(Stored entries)
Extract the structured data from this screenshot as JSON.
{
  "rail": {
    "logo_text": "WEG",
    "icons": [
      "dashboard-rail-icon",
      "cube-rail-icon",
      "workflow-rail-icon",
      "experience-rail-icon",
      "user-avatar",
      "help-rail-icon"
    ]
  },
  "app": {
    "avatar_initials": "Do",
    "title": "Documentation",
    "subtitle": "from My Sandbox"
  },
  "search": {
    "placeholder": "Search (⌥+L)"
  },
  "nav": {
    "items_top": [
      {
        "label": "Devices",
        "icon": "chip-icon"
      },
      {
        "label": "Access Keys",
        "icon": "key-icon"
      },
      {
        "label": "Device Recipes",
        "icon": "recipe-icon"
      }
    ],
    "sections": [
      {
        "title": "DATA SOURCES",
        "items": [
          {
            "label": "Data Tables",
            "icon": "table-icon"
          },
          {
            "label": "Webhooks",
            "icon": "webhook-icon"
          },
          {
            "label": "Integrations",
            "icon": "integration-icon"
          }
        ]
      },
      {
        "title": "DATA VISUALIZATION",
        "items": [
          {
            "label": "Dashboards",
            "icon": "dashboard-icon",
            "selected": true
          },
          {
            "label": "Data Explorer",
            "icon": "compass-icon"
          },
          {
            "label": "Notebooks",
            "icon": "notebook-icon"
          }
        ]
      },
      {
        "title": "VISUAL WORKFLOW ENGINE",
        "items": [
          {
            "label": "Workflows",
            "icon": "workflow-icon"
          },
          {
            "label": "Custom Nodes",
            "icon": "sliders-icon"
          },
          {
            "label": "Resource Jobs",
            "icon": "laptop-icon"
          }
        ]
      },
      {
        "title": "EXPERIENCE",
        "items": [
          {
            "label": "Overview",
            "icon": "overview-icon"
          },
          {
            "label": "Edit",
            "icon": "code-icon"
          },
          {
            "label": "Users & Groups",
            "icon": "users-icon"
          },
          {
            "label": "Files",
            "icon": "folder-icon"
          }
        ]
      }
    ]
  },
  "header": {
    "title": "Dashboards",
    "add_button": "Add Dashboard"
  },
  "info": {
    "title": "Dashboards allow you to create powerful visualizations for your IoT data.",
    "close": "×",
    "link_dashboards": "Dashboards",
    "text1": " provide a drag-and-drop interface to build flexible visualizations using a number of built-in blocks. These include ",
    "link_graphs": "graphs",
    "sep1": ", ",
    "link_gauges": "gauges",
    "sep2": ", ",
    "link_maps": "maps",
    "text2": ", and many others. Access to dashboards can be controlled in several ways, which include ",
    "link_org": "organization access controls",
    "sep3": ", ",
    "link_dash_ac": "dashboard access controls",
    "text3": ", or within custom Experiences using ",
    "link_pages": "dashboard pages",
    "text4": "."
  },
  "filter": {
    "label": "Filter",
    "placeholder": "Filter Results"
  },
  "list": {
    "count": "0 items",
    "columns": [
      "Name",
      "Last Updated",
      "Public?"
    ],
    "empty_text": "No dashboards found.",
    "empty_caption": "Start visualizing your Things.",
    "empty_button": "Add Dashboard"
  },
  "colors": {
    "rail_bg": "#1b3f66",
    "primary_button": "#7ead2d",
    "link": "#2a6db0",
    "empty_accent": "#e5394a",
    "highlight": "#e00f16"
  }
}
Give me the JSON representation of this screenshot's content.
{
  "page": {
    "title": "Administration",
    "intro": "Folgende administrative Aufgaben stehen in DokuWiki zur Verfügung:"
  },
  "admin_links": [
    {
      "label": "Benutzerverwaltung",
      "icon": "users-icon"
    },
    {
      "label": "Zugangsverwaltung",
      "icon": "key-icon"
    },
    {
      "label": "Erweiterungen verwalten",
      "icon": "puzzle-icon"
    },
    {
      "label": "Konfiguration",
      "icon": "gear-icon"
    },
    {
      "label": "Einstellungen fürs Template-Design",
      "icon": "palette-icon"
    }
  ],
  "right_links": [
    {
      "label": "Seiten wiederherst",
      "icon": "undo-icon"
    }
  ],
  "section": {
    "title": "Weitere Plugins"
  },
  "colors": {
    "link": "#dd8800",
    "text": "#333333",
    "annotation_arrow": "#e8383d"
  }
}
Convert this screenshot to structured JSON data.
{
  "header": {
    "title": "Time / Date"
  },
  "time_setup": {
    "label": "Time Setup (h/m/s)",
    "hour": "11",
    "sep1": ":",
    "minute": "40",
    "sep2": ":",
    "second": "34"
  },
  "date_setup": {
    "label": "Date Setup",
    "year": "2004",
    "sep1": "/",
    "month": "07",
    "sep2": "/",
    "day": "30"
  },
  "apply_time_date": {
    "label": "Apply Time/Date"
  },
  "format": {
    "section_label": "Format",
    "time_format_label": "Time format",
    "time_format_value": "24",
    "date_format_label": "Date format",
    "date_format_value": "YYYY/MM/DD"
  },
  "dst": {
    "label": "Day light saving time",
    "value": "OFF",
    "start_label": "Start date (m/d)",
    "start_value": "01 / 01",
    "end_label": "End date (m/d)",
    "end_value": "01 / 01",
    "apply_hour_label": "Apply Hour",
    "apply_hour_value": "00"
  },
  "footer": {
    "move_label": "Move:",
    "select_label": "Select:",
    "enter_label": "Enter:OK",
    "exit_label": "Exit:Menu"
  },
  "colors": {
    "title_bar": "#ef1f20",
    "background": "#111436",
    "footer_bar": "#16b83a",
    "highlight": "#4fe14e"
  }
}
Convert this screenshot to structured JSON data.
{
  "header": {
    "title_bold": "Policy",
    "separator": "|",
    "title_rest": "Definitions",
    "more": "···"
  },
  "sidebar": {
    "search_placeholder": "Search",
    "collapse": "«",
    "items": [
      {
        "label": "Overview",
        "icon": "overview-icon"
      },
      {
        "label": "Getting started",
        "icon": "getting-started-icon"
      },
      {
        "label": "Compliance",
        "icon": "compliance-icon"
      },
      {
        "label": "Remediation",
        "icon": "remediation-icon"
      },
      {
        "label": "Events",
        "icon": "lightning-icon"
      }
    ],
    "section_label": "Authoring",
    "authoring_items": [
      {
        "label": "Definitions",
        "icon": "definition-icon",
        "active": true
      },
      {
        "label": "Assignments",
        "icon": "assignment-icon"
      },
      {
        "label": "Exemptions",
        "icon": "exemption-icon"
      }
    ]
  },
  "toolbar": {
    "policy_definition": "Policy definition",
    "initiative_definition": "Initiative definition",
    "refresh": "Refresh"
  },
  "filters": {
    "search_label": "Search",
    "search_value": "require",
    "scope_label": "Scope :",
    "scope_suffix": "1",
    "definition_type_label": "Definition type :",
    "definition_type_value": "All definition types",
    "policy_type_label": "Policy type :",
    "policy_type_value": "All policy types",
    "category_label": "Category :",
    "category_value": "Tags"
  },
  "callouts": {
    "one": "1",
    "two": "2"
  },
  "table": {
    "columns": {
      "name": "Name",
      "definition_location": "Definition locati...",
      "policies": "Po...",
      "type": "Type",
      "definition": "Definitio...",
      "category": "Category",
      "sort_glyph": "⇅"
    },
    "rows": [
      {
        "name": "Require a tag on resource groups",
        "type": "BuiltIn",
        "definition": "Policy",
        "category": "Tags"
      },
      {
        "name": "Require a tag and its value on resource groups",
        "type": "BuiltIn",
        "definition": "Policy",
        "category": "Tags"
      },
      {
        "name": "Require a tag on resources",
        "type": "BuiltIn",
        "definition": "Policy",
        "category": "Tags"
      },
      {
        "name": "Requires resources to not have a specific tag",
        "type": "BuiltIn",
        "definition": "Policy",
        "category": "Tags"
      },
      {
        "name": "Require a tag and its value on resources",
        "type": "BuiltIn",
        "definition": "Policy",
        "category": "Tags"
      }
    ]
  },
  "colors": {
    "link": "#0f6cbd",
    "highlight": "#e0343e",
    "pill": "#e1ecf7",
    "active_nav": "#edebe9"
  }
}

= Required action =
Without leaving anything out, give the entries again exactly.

= Your solution =
Extract the structured data from this screenshot as JSON.
{
  "rail": {
    "logo_text": "WEG",
    "icons": [
      "dashboard-rail-icon",
      "cube-rail-icon",
      "workflow-rail-icon",
      "experience-rail-icon",
      "user-avatar",
      "help-rail-icon"
    ]
  },
  "app": {
    "avatar_initials": "Do",
    "title": "Documentation",
    "subtitle": "from My Sandbox"
  },
  "search": {
    "placeholder": "Search (⌥+L)"
  },
  "nav": {
    "items_top": [
      {
        "label": "Devices",
        "icon": "chip-icon"
      },
      {
        "label": "Access Keys",
        "icon": "key-icon"
      },
      {
        "label": "Device Recipes",
        "icon": "recipe-icon"
      }
    ],
    "sections": [
      {
        "title": "DATA SOURCES",
        "items": [
          {
            "label": "Data Tables",
            "icon": "table-icon"
          },
          {
            "label": "Webhooks",
            "icon": "webhook-icon"
          },
          {
            "label": "Integrations",
            "icon": "integration-icon"
          }
        ]
      },
      {
        "title": "DATA VISUALIZATION",
        "items": [
          {
            "label": "Dashboards",
            "icon": "dashboard-icon",
            "selected": true
          },
          {
            "label": "Data Explorer",
            "icon": "compass-icon"
          },
          {
            "label": "Notebooks",
            "icon": "notebook-icon"
          }
        ]
      },
      {
        "title": "VISUAL WORKFLOW ENGINE",
        "items": [
          {
            "label": "Workflows",
            "icon": "workflow-icon"
          },
          {
            "label": "Custom Nodes",
            "icon": "sliders-icon"
          },
          {
            "label": "Resource Jobs",
            "icon": "laptop-icon"
          }
        ]
      },
      {
        "title": "EXPERIENCE",
        "items": [
          {
            "label": "Overview",
            "icon": "overview-icon"
          },
          {
            "label": "Edit",
            "icon": "code-icon"
          },
          {
            "label": "Users & Groups",
            "icon": "users-icon"
          },
          {
            "label": "Files",
            "icon": "folder-icon"
          }
        ]
      }
    ]
  },
  "header": {
    "title": "Dashboards",
    "add_button": "Add Dashboard"
  },
  "info": {
    "title": "Dashboards allow you to create powerful visualizations for your IoT data.",
    "close": "×",
    "link_dashboards": "Dashboards",
    "text1": " provide a drag-and-drop interface to build flexible visualizations using a number of built-in blocks. These include ",
    "link_graphs": "graphs",
    "sep1": ", ",
    "link_gauges": "gauges",
    "sep2": ", ",
    "link_maps": "maps",
    "text2": ", and many others. Access to dashboards can be controlled in several ways, which include ",
    "link_org": "organization access controls",
    "sep3": ", ",
    "link_dash_ac": "dashboard access controls",
    "text3": ", or within custom Experiences using ",
    "link_pages": "dashboard pages",
    "text4": "."
  },
  "filter": {
    "label": "Filter",
    "placeholder": "Filter Results"
  },
  "list": {
    "count": "0 items",
    "columns": [
      "Name",
      "Last Updated",
      "Public?"
    ],
    "empty_text": "No dashboards found.",
    "empty_caption": "Start visualizing your Things.",
    "empty_button": "Add Dashboard"
  },
  "colors": {
    "rail_bg": "#1b3f66",
    "primary_button": "#7ead2d",
    "link": "#2a6db0",
    "empty_accent": "#e5394a",
    "highlight": "#e00f16"
  }
}
Give me the JSON representation of this screenshot's content.
{
  "page": {
    "title": "Administration",
    "intro": "Folgende administrative Aufgaben stehen in DokuWiki zur Verfügung:"
  },
  "admin_links": [
    {
      "label": "Benutzerverwaltung",
      "icon": "users-icon"
    },
    {
      "label": "Zugangsverwaltung",
      "icon": "key-icon"
    },
    {
      "label": "Erweiterungen verwalten",
      "icon": "puzzle-icon"
    },
    {
      "label": "Konfiguration",
      "icon": "gear-icon"
    },
    {
      "label": "Einstellungen fürs Template-Design",
      "icon": "palette-icon"
    }
  ],
  "right_links": [
    {
      "label": "Seiten wiederherst",
      "icon": "undo-icon"
    }
  ],
  "section": {
    "title": "Weitere Plugins"
  },
  "colors": {
    "link": "#dd8800",
    "text": "#333333",
    "annotation_arrow": "#e8383d"
  }
}
Convert this screenshot to structured JSON data.
{
  "header": {
    "title": "Time / Date"
  },
  "time_setup": {
    "label": "Time Setup (h/m/s)",
    "hour": "11",
    "sep1": ":",
    "minute": "40",
    "sep2": ":",
    "second": "34"
  },
  "date_setup": {
    "label": "Date Setup",
    "year": "2004",
    "sep1": "/",
    "month": "07",
    "sep2": "/",
    "day": "30"
  },
  "apply_time_date": {
    "label": "Apply Time/Date"
  },
  "format": {
    "section_label": "Format",
    "time_format_label": "Time format",
    "time_format_value": "24",
    "date_format_label": "Date format",
    "date_format_value": "YYYY/MM/DD"
  },
  "dst": {
    "label": "Day light saving time",
    "value": "OFF",
    "start_label": "Start date (m/d)",
    "start_value": "01 / 01",
    "end_label": "End date (m/d)",
    "end_value": "01 / 01",
    "apply_hour_label": "Apply Hour",
    "apply_hour_value": "00"
  },
  "footer": {
    "move_label": "Move:",
    "select_label": "Select:",
    "enter_label": "Enter:OK",
    "exit_label": "Exit:Menu"
  },
  "colors": {
    "title_bar": "#ef1f20",
    "background": "#111436",
    "footer_bar": "#16b83a",
    "highlight": "#4fe14e"
  }
}
Convert this screenshot to structured JSON data.
{
  "header": {
    "title_bold": "Policy",
    "separator": "|",
    "title_rest": "Definitions",
    "more": "···"
  },
  "sidebar": {
    "search_placeholder": "Search",
    "collapse": "«",
    "items": [
      {
        "label": "Overview",
        "icon": "overview-icon"
      },
      {
        "label": "Getting started",
        "icon": "getting-started-icon"
      },
      {
        "label": "Compliance",
        "icon": "compliance-icon"
      },
      {
        "label": "Remediation",
        "icon": "remediation-icon"
      },
      {
        "label": "Events",
        "icon": "lightning-icon"
      }
    ],
    "section_label": "Authoring",
    "authoring_items": [
      {
        "label": "Definitions",
        "icon": "definition-icon",
        "active": true
      },
      {
        "label": "Assignments",
        "icon": "assignment-icon"
      },
      {
        "label": "Exemptions",
        "icon": "exemption-icon"
      }
    ]
  },
  "toolbar": {
    "policy_definition": "Policy definition",
    "initiative_definition": "Initiative definition",
    "refresh": "Refresh"
  },
  "filters": {
    "search_label": "Search",
    "search_value": "require",
    "scope_label": "Scope :",
    "scope_suffix": "1",
    "definition_type_label": "Definition type :",
    "definition_type_value": "All definition types",
    "policy_type_label": "Policy type :",
    "policy_type_value": "All policy types",
    "category_label": "Category :",
    "category_value": "Tags"
  },
  "callouts": {
    "one": "1",
    "two": "2"
  },
  "table": {
    "columns": {
      "name": "Name",
      "definition_location": "Definition locati...",
      "policies": "Po...",
      "type": "Type",
      "definition": "Definitio...",
      "category": "Category",
      "sort_glyph": "⇅"
    },
    "rows": [
      {
        "name": "Require a tag on resource groups",
        "type": "BuiltIn",
        "definition": "Policy",
        "category": "Tags"
      },
      {
        "name": "Require a tag and its value on resource groups",
        "type": "BuiltIn",
        "definition": "Policy",
        "category": "Tags"
      },
      {
        "name": "Require a tag on resources",
        "type": "BuiltIn",
        "definition": "Policy",
        "category": "Tags"
      },
      {
        "name": "Requires resources to not have a specific tag",
        "type": "BuiltIn",
        "definition": "Policy",
        "category": "Tags"
      },
      {
        "name": "Require a tag and its value on resources",
        "type": "BuiltIn",
        "definition": "Policy",
        "category": "Tags"
      }
    ]
  },
  "colors": {
    "link": "#0f6cbd",
    "highlight": "#e0343e",
    "pill": "#e1ecf7",
    "active_nav": "#edebe9"
  }
}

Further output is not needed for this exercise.